  13. ^ a b Faustmann, Markus; Melenk, J. Markus; Praetorius, Dirk (2015). "H-matrix approximability of the inverses of FEM matrices". Num. Math. 131: 615–642. 
  14. ^ Tyrtyshnikov, Eugene (2000). "Incomplete cross approximation in the mosaic-skeleton method". Computing. 64: 367–380. 
  15. ^ Bebendorf, Mario (2007). "Why finite element discretizations can be factored by triangular hierarchical matrices". SIAM J. Num. Anal. 45: 1472–1494. 
  16. ^ Grasedyck, Lars; Kriemann, Ronald; Le Borne, Sabine (2009). "Domain decomposition based H-LU preconditioning". Num. Math. 112: 565–600. 
  17. ^ Hackbusch, Wolfgang; Khoromskij, Boris N.; Sauter, Stefan (2002). "On H2-matrices". Lectures on Applied Mathematics: 9–29. 
  18. ^ Börm, Steffen (2010). Efficient Numerical Methods for Non-local Operators: H2-Matrix Compression, Algorithms and Analysis. EMS Tracts in Mathematics. 
  19. ^ Sauter, Stefan (2000). "Variable order panel clustering". Computing. 64: 223–261. 
  20. ^ Börm, Steffen; Sauter, Stefan (2005). "BEM with linear complexity for the classical boundary integral operators". Math. Comp. 74: 1139–1177. 
  21. ^ Börm, Steffen; Reimer, Knut (2015). "Efficient arithmetic operations for rank-structured matrices based on hierarchical low-rank updates". Comp. Vis. Sci. 16 (6): 247–258. 


HLib is a C software library implementing the most important algorithms for hierarchical and -matrices.

AHMED is a C++ software library that can be downloaded for educational purposes.

HLIBpro is an implementation of the core hierarchical matrix algorithms for commercial applications.

H2Lib is an open source implementation of hierarchical matrix algorithms intended for research and teaching.

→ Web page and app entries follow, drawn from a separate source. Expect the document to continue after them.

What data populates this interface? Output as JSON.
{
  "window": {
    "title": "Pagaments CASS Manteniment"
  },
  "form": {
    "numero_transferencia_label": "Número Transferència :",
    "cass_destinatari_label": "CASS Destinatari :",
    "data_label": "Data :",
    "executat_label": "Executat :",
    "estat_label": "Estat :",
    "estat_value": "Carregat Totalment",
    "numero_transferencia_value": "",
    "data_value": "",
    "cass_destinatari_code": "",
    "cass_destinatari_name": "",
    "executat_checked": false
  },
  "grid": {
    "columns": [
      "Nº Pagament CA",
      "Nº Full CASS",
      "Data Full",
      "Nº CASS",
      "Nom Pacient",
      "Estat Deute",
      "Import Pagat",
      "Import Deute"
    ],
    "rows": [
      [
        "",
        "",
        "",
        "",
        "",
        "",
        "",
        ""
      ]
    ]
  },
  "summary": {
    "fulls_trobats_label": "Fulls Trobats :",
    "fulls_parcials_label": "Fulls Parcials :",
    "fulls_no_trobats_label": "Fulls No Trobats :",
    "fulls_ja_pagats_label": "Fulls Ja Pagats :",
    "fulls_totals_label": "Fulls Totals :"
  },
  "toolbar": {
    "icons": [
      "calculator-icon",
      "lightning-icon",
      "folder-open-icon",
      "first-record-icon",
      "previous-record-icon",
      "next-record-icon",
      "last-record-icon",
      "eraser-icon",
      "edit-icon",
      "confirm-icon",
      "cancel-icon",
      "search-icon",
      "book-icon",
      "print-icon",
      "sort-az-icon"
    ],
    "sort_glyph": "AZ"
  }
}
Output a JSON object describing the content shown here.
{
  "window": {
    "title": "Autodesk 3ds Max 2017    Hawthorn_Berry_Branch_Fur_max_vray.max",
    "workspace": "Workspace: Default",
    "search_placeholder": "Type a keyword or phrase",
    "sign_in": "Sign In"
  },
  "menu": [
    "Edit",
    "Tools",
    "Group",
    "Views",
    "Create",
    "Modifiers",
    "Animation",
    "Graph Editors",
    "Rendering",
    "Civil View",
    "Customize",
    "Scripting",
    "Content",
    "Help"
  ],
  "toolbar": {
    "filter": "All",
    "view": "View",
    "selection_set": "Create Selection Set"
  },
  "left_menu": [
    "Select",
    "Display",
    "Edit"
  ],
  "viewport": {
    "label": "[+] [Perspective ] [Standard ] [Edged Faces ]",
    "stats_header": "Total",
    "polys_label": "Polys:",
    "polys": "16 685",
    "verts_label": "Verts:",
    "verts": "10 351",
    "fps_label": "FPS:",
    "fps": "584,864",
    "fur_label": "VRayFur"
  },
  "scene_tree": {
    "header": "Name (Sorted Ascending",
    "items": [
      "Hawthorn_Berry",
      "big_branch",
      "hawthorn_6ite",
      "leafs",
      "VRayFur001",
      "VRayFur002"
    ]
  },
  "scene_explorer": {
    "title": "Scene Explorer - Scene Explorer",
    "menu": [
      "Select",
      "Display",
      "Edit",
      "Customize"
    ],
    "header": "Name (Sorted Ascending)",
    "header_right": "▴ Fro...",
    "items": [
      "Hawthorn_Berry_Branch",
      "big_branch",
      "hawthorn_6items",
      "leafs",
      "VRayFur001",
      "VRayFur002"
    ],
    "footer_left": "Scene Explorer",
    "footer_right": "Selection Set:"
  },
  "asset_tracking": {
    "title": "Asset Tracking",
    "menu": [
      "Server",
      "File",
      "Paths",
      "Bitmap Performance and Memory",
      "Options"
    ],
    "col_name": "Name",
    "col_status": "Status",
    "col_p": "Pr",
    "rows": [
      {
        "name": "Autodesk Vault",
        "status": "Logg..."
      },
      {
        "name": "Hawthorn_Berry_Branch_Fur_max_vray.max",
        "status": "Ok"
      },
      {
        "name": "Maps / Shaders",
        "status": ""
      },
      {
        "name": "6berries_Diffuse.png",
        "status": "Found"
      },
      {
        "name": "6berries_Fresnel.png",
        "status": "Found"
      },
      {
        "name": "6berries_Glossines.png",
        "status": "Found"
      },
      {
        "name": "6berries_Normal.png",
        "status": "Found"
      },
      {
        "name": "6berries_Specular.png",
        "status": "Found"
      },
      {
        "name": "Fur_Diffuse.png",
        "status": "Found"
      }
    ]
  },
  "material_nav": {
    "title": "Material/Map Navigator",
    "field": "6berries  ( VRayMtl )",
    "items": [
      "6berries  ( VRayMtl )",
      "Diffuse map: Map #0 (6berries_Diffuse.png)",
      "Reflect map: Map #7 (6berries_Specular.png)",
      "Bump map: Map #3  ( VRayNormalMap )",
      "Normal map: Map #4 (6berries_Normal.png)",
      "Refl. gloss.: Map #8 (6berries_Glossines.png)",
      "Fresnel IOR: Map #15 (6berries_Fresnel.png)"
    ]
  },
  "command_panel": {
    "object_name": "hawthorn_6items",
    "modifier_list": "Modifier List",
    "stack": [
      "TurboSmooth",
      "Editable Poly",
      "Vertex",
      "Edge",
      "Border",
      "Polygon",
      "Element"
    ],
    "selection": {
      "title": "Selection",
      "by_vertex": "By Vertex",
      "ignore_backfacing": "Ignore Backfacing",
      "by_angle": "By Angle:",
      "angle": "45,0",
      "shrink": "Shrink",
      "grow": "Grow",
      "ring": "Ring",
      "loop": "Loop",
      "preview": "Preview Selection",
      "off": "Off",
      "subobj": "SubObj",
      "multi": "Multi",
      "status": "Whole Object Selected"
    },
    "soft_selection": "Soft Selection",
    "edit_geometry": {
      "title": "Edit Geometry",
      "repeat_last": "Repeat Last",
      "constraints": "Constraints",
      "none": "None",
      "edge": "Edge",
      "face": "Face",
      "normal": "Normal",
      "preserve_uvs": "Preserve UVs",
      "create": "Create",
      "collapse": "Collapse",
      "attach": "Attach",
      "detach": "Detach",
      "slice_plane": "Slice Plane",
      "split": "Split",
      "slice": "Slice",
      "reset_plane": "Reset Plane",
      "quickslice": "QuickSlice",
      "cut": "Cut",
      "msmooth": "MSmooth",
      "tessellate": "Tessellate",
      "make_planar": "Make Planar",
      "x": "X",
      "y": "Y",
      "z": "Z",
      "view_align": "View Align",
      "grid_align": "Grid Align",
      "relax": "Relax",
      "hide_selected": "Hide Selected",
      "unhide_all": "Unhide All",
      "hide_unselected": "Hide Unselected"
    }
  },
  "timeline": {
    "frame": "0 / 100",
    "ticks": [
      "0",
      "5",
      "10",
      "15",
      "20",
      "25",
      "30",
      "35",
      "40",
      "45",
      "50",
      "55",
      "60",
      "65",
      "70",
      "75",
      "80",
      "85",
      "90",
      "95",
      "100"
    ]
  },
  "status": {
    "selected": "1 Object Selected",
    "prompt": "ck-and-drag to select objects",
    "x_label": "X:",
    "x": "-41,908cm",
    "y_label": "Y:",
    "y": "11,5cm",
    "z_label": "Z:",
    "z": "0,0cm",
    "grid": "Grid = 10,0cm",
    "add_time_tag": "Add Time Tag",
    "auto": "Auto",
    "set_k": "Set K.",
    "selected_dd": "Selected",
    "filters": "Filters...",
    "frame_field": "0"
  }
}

awesome-hierarchical-matrices is a repository containing a list of other H-Matrices implementations.